(Data records)
* * * *

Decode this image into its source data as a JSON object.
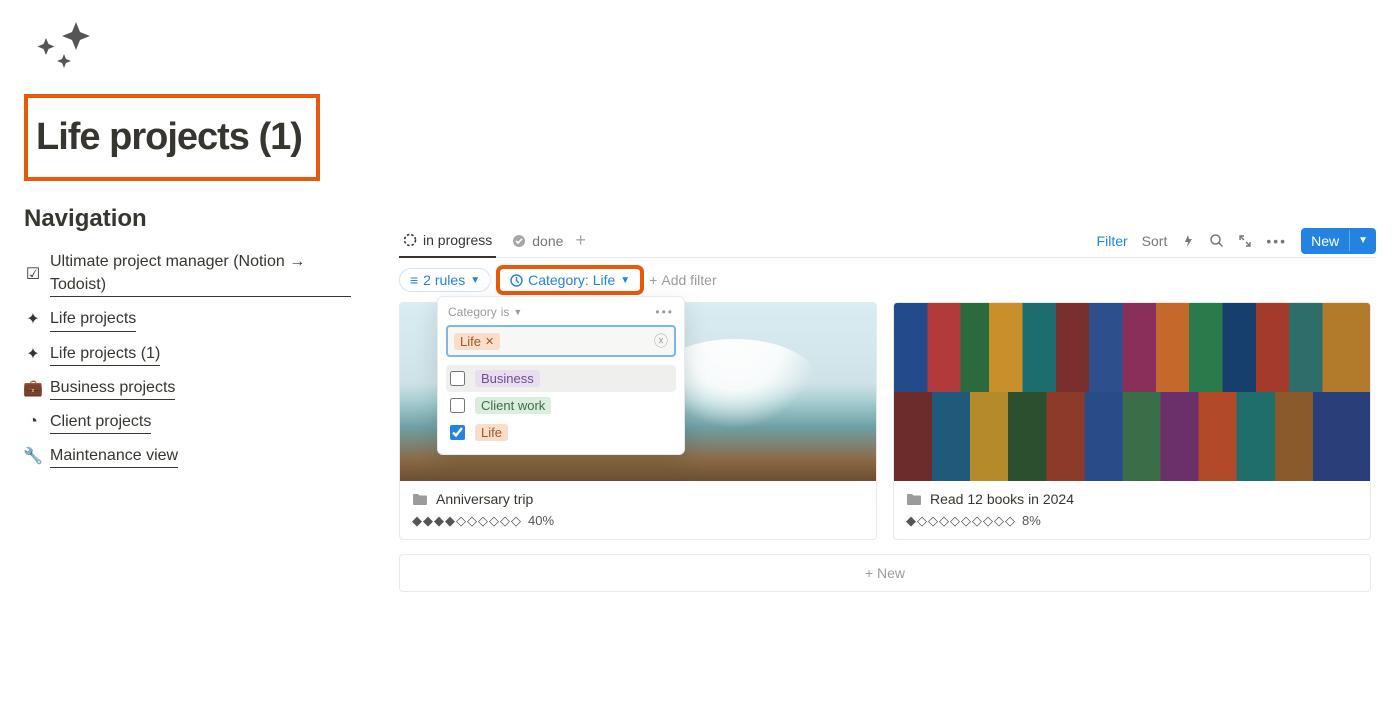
{
  "page": {
    "title": "Life projects (1)"
  },
  "nav": {
    "heading": "Navigation",
    "items": [
      {
        "label": "Ultimate project manager (Notion → Todoist)",
        "icon": "checkbox"
      },
      {
        "label": "Life projects",
        "icon": "sparkle"
      },
      {
        "label": "Life projects (1)",
        "icon": "sparkle"
      },
      {
        "label": "Business projects",
        "icon": "briefcase"
      },
      {
        "label": "Client projects",
        "icon": "user-circle"
      },
      {
        "label": "Maintenance view",
        "icon": "wrench"
      }
    ]
  },
  "tabs": {
    "items": [
      {
        "label": "in progress",
        "active": true,
        "icon": "dashed-circle"
      },
      {
        "label": "done",
        "active": false,
        "icon": "check-badge"
      }
    ]
  },
  "toolbar": {
    "filter": "Filter",
    "sort": "Sort",
    "new_label": "New"
  },
  "filters": {
    "rules_pill": "2 rules",
    "category_pill": "Category: Life",
    "add_filter": "Add filter"
  },
  "popover": {
    "property": "Category",
    "condition": "is",
    "selected_chip": "Life",
    "options": [
      {
        "label": "Business",
        "checked": false,
        "cls": "business"
      },
      {
        "label": "Client work",
        "checked": false,
        "cls": "client"
      },
      {
        "label": "Life",
        "checked": true,
        "cls": "life"
      }
    ]
  },
  "cards": [
    {
      "title": "Anniversary trip",
      "filled": 4,
      "total": 10,
      "pct": "40%"
    },
    {
      "title": "Read 12 books in 2024",
      "filled": 1,
      "total": 10,
      "pct": "8%"
    }
  ],
  "new_card": "New"
}
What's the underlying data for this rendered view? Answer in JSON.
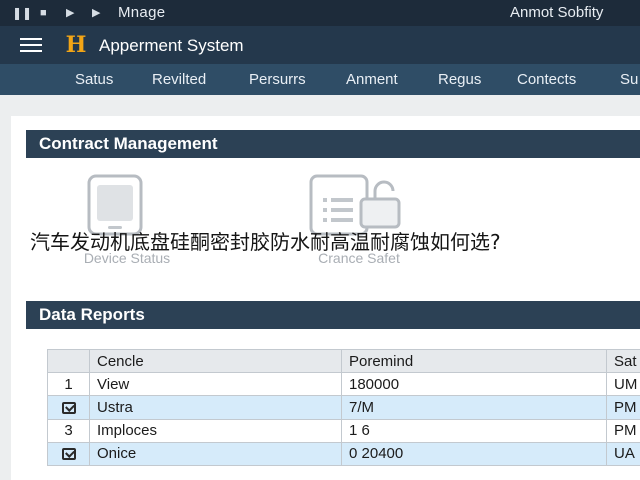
{
  "titlebar": {
    "title": "Mnage",
    "user": "Anmot Sobfity",
    "controls": [
      {
        "icon": "pause-icon",
        "glyph": "❚❚"
      },
      {
        "icon": "stop-icon",
        "glyph": "■"
      },
      {
        "icon": "play-icon",
        "glyph": "▶"
      },
      {
        "icon": "step-forward-icon",
        "glyph": "▶"
      }
    ]
  },
  "app": {
    "title": "Apperment System",
    "logo_letter": "H",
    "logo_color": "#f2a516"
  },
  "nav": {
    "tabs": [
      {
        "label": "Satus"
      },
      {
        "label": "Revilted"
      },
      {
        "label": "Persurrs"
      },
      {
        "label": "Anment"
      },
      {
        "label": "Regus"
      },
      {
        "label": "Contects"
      },
      {
        "label": "Su"
      }
    ]
  },
  "contract": {
    "title": "Contract Management",
    "tiles": [
      {
        "label": "Device Status",
        "icon": "phone-icon"
      },
      {
        "label": "Crance Safet",
        "icon": "document-lock-icon"
      }
    ]
  },
  "overlay_text": "汽车发动机底盘硅酮密封胶防水耐高温耐腐蚀如何选?",
  "reports": {
    "title": "Data Reports",
    "columns": [
      "",
      "Cencle",
      "Poremind",
      "Sat"
    ],
    "rows": [
      {
        "index": "1",
        "checked": false,
        "name": "View",
        "value": "180000",
        "status": "UM"
      },
      {
        "index": "",
        "checked": true,
        "name": "Ustra",
        "value": "7/M",
        "status": "PM"
      },
      {
        "index": "3",
        "checked": false,
        "name": "Imploces",
        "value": "1 6",
        "status": "PM"
      },
      {
        "index": "",
        "checked": true,
        "name": "Onice",
        "value": "0 20400",
        "status": "UA"
      }
    ]
  },
  "colors": {
    "titlebar": "#1d2b3a",
    "appbar": "#24384c",
    "nav": "#2f4d66",
    "section_header": "#2c4155",
    "row_highlight": "#d6ebfa"
  }
}
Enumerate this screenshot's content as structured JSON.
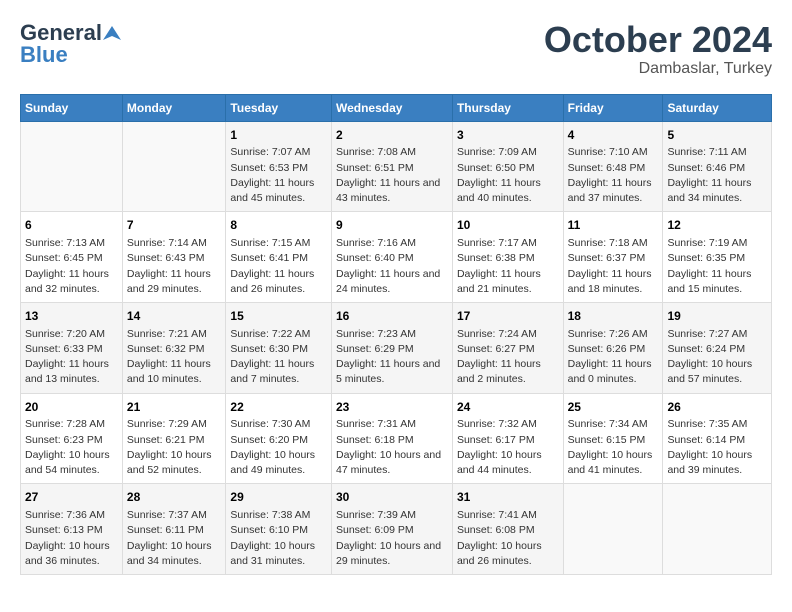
{
  "header": {
    "logo_general": "General",
    "logo_blue": "Blue",
    "month": "October 2024",
    "location": "Dambaslar, Turkey"
  },
  "days_of_week": [
    "Sunday",
    "Monday",
    "Tuesday",
    "Wednesday",
    "Thursday",
    "Friday",
    "Saturday"
  ],
  "weeks": [
    [
      {
        "day": "",
        "info": ""
      },
      {
        "day": "",
        "info": ""
      },
      {
        "day": "1",
        "info": "Sunrise: 7:07 AM\nSunset: 6:53 PM\nDaylight: 11 hours and 45 minutes."
      },
      {
        "day": "2",
        "info": "Sunrise: 7:08 AM\nSunset: 6:51 PM\nDaylight: 11 hours and 43 minutes."
      },
      {
        "day": "3",
        "info": "Sunrise: 7:09 AM\nSunset: 6:50 PM\nDaylight: 11 hours and 40 minutes."
      },
      {
        "day": "4",
        "info": "Sunrise: 7:10 AM\nSunset: 6:48 PM\nDaylight: 11 hours and 37 minutes."
      },
      {
        "day": "5",
        "info": "Sunrise: 7:11 AM\nSunset: 6:46 PM\nDaylight: 11 hours and 34 minutes."
      }
    ],
    [
      {
        "day": "6",
        "info": "Sunrise: 7:13 AM\nSunset: 6:45 PM\nDaylight: 11 hours and 32 minutes."
      },
      {
        "day": "7",
        "info": "Sunrise: 7:14 AM\nSunset: 6:43 PM\nDaylight: 11 hours and 29 minutes."
      },
      {
        "day": "8",
        "info": "Sunrise: 7:15 AM\nSunset: 6:41 PM\nDaylight: 11 hours and 26 minutes."
      },
      {
        "day": "9",
        "info": "Sunrise: 7:16 AM\nSunset: 6:40 PM\nDaylight: 11 hours and 24 minutes."
      },
      {
        "day": "10",
        "info": "Sunrise: 7:17 AM\nSunset: 6:38 PM\nDaylight: 11 hours and 21 minutes."
      },
      {
        "day": "11",
        "info": "Sunrise: 7:18 AM\nSunset: 6:37 PM\nDaylight: 11 hours and 18 minutes."
      },
      {
        "day": "12",
        "info": "Sunrise: 7:19 AM\nSunset: 6:35 PM\nDaylight: 11 hours and 15 minutes."
      }
    ],
    [
      {
        "day": "13",
        "info": "Sunrise: 7:20 AM\nSunset: 6:33 PM\nDaylight: 11 hours and 13 minutes."
      },
      {
        "day": "14",
        "info": "Sunrise: 7:21 AM\nSunset: 6:32 PM\nDaylight: 11 hours and 10 minutes."
      },
      {
        "day": "15",
        "info": "Sunrise: 7:22 AM\nSunset: 6:30 PM\nDaylight: 11 hours and 7 minutes."
      },
      {
        "day": "16",
        "info": "Sunrise: 7:23 AM\nSunset: 6:29 PM\nDaylight: 11 hours and 5 minutes."
      },
      {
        "day": "17",
        "info": "Sunrise: 7:24 AM\nSunset: 6:27 PM\nDaylight: 11 hours and 2 minutes."
      },
      {
        "day": "18",
        "info": "Sunrise: 7:26 AM\nSunset: 6:26 PM\nDaylight: 11 hours and 0 minutes."
      },
      {
        "day": "19",
        "info": "Sunrise: 7:27 AM\nSunset: 6:24 PM\nDaylight: 10 hours and 57 minutes."
      }
    ],
    [
      {
        "day": "20",
        "info": "Sunrise: 7:28 AM\nSunset: 6:23 PM\nDaylight: 10 hours and 54 minutes."
      },
      {
        "day": "21",
        "info": "Sunrise: 7:29 AM\nSunset: 6:21 PM\nDaylight: 10 hours and 52 minutes."
      },
      {
        "day": "22",
        "info": "Sunrise: 7:30 AM\nSunset: 6:20 PM\nDaylight: 10 hours and 49 minutes."
      },
      {
        "day": "23",
        "info": "Sunrise: 7:31 AM\nSunset: 6:18 PM\nDaylight: 10 hours and 47 minutes."
      },
      {
        "day": "24",
        "info": "Sunrise: 7:32 AM\nSunset: 6:17 PM\nDaylight: 10 hours and 44 minutes."
      },
      {
        "day": "25",
        "info": "Sunrise: 7:34 AM\nSunset: 6:15 PM\nDaylight: 10 hours and 41 minutes."
      },
      {
        "day": "26",
        "info": "Sunrise: 7:35 AM\nSunset: 6:14 PM\nDaylight: 10 hours and 39 minutes."
      }
    ],
    [
      {
        "day": "27",
        "info": "Sunrise: 7:36 AM\nSunset: 6:13 PM\nDaylight: 10 hours and 36 minutes."
      },
      {
        "day": "28",
        "info": "Sunrise: 7:37 AM\nSunset: 6:11 PM\nDaylight: 10 hours and 34 minutes."
      },
      {
        "day": "29",
        "info": "Sunrise: 7:38 AM\nSunset: 6:10 PM\nDaylight: 10 hours and 31 minutes."
      },
      {
        "day": "30",
        "info": "Sunrise: 7:39 AM\nSunset: 6:09 PM\nDaylight: 10 hours and 29 minutes."
      },
      {
        "day": "31",
        "info": "Sunrise: 7:41 AM\nSunset: 6:08 PM\nDaylight: 10 hours and 26 minutes."
      },
      {
        "day": "",
        "info": ""
      },
      {
        "day": "",
        "info": ""
      }
    ]
  ]
}
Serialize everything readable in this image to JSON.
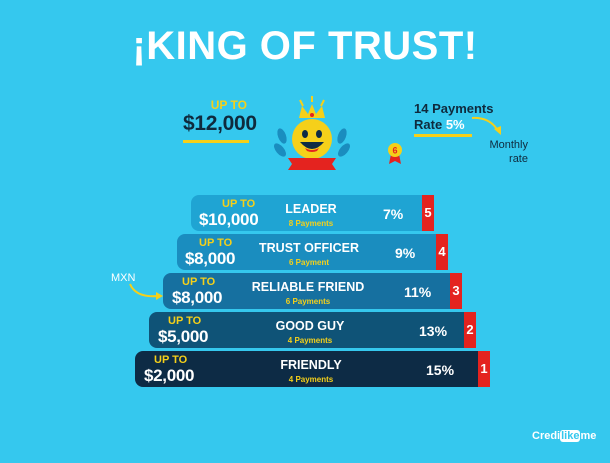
{
  "title": "¡KING OF TRUST!",
  "top": {
    "upto": "UP TO",
    "amount": "$12,000",
    "medal": "6",
    "payments": "14 Payments",
    "rate_label": "Rate",
    "rate_value": "5%",
    "monthly_rate": "Monthly rate"
  },
  "currency_label": "MXN",
  "tiers": [
    {
      "upto": "UP TO",
      "amount": "$10,000",
      "name": "LEADER",
      "payments": "8 Payments",
      "rate": "7%",
      "level": "5"
    },
    {
      "upto": "UP TO",
      "amount": "$8,000",
      "name": "TRUST OFFICER",
      "payments": "6 Payment",
      "rate": "9%",
      "level": "4"
    },
    {
      "upto": "UP TO",
      "amount": "$8,000",
      "name": "RELIABLE FRIEND",
      "payments": "6 Payments",
      "rate": "11%",
      "level": "3"
    },
    {
      "upto": "UP TO",
      "amount": "$5,000",
      "name": "GOOD GUY",
      "payments": "4 Payments",
      "rate": "13%",
      "level": "2"
    },
    {
      "upto": "UP TO",
      "amount": "$2,000",
      "name": "FRIENDLY",
      "payments": "4 Payments",
      "rate": "15%",
      "level": "1"
    }
  ],
  "logo": {
    "pre": "Credi",
    "mid": "like",
    "post": "me"
  },
  "colors": {
    "background": "#35c8ee",
    "tier5": "#1fa4d3",
    "tier4": "#1a8dbf",
    "tier3": "#1670a0",
    "tier2": "#0f5377",
    "tier1": "#0d2b45",
    "accent_yellow": "#f5d01a",
    "level_red": "#e4231f"
  },
  "icons": [
    "crown-badge-icon",
    "smiley-face-icon",
    "medal-icon",
    "curved-arrow-icon"
  ]
}
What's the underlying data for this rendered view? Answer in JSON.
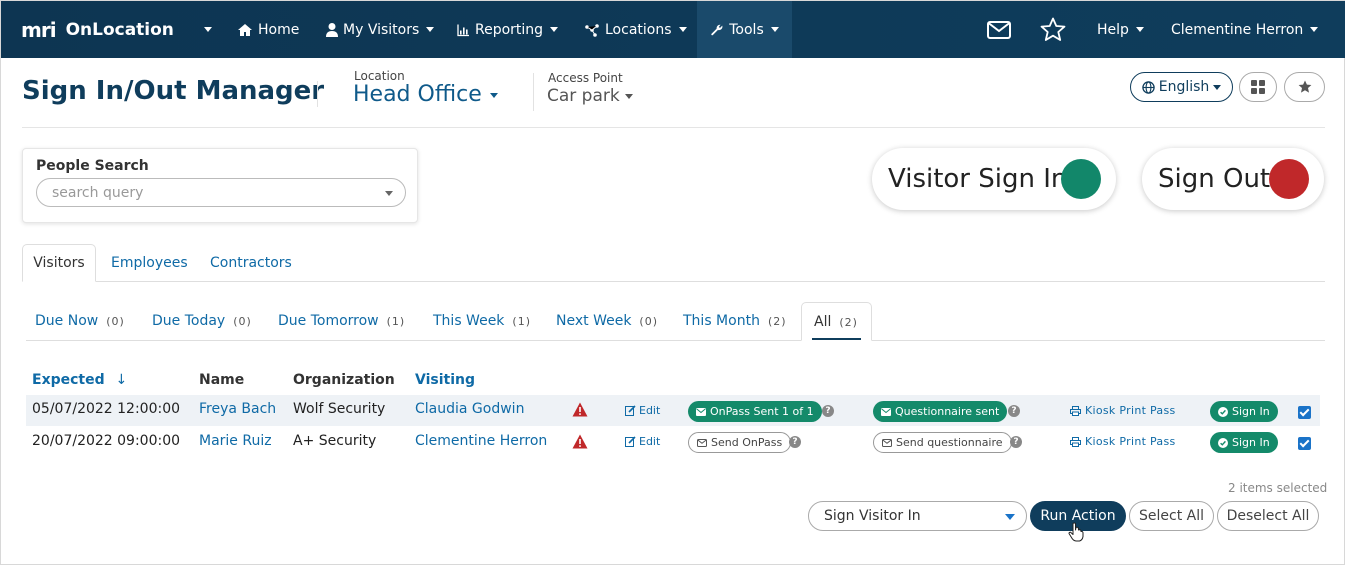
{
  "nav": {
    "brand_mark": "mri",
    "brand_name": "OnLocation",
    "items": [
      {
        "label": "Home",
        "icon": "home-icon"
      },
      {
        "label": "My Visitors",
        "icon": "person-icon"
      },
      {
        "label": "Reporting",
        "icon": "bar-chart-icon"
      },
      {
        "label": "Locations",
        "icon": "network-icon"
      },
      {
        "label": "Tools",
        "icon": "wrench-icon"
      }
    ],
    "help_label": "Help",
    "user_name": "Clementine Herron"
  },
  "header": {
    "title": "Sign In/Out Manager",
    "location_label": "Location",
    "location_value": "Head Office",
    "access_point_label": "Access Point",
    "access_point_value": "Car park",
    "language": "English"
  },
  "people_search": {
    "label": "People Search",
    "placeholder": "search query"
  },
  "actions": {
    "visitor_sign_in": "Visitor Sign In",
    "sign_out": "Sign Out",
    "sign_in_color": "#12876a",
    "sign_out_color": "#c0282a"
  },
  "people_tabs": [
    "Visitors",
    "Employees",
    "Contractors"
  ],
  "filter_tabs": [
    {
      "label": "Due Now",
      "count": "(0)"
    },
    {
      "label": "Due Today",
      "count": "(0)"
    },
    {
      "label": "Due Tomorrow",
      "count": "(1)"
    },
    {
      "label": "This Week",
      "count": "(1)"
    },
    {
      "label": "Next Week",
      "count": "(0)"
    },
    {
      "label": "This Month",
      "count": "(2)"
    },
    {
      "label": "All",
      "count": "(2)"
    }
  ],
  "table": {
    "headers": {
      "expected": "Expected",
      "sort_indicator": "↓",
      "name": "Name",
      "organization": "Organization",
      "visiting": "Visiting"
    },
    "rows": [
      {
        "expected": "05/07/2022 12:00:00",
        "name": "Freya Bach",
        "organization": "Wolf Security",
        "visiting": "Claudia Godwin",
        "edit": "Edit",
        "onpass": "OnPass Sent 1 of 1",
        "questionnaire": "Questionnaire sent",
        "kiosk": "Kiosk Print Pass",
        "sign_in": "Sign In"
      },
      {
        "expected": "20/07/2022 09:00:00",
        "name": "Marie Ruiz",
        "organization": "A+ Security",
        "visiting": "Clementine Herron",
        "edit": "Edit",
        "onpass": "Send OnPass",
        "questionnaire": "Send questionnaire",
        "kiosk": "Kiosk Print Pass",
        "sign_in": "Sign In"
      }
    ]
  },
  "footer": {
    "selected_count": "2 items selected",
    "action_select": "Sign Visitor In",
    "run_action": "Run Action",
    "select_all": "Select All",
    "deselect_all": "Deselect All"
  }
}
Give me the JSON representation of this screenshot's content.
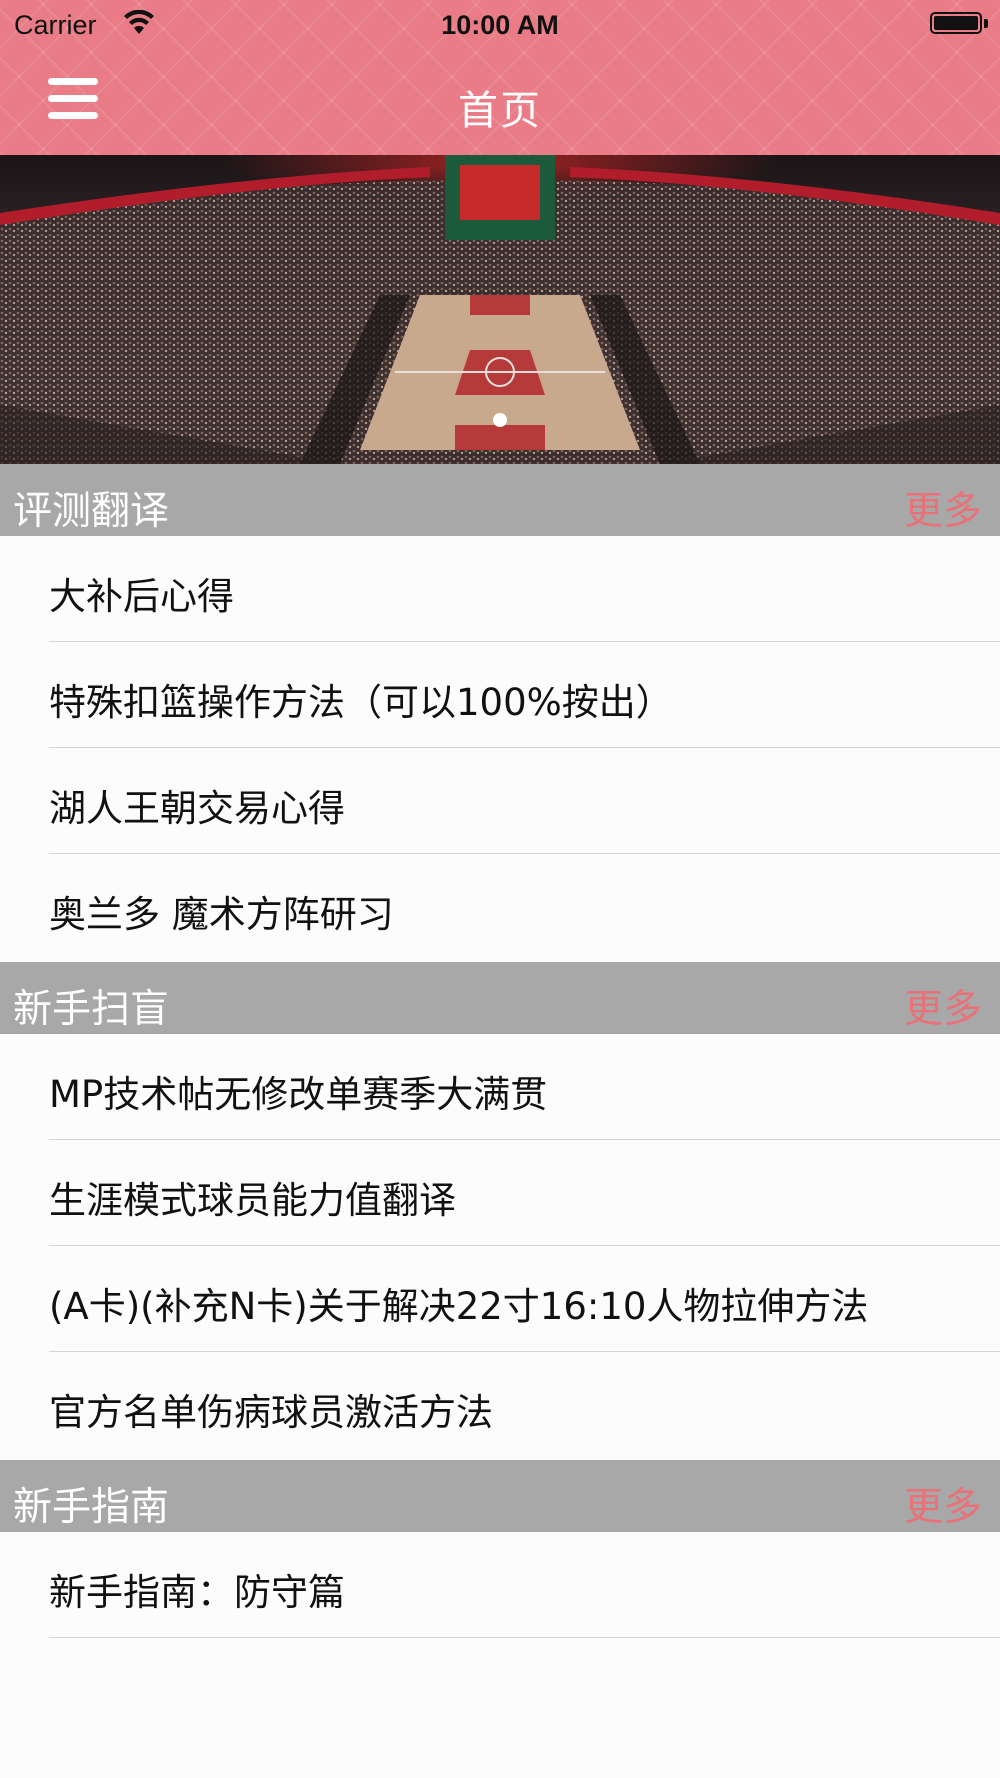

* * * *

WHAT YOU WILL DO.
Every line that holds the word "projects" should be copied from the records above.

EXPECTED OUTPUT.
    "title": "Life projects (1)"
        "label": "Life projects",
        "label": "Life projects (1)",
        "label": "Business projects",
        "label": "Client projects",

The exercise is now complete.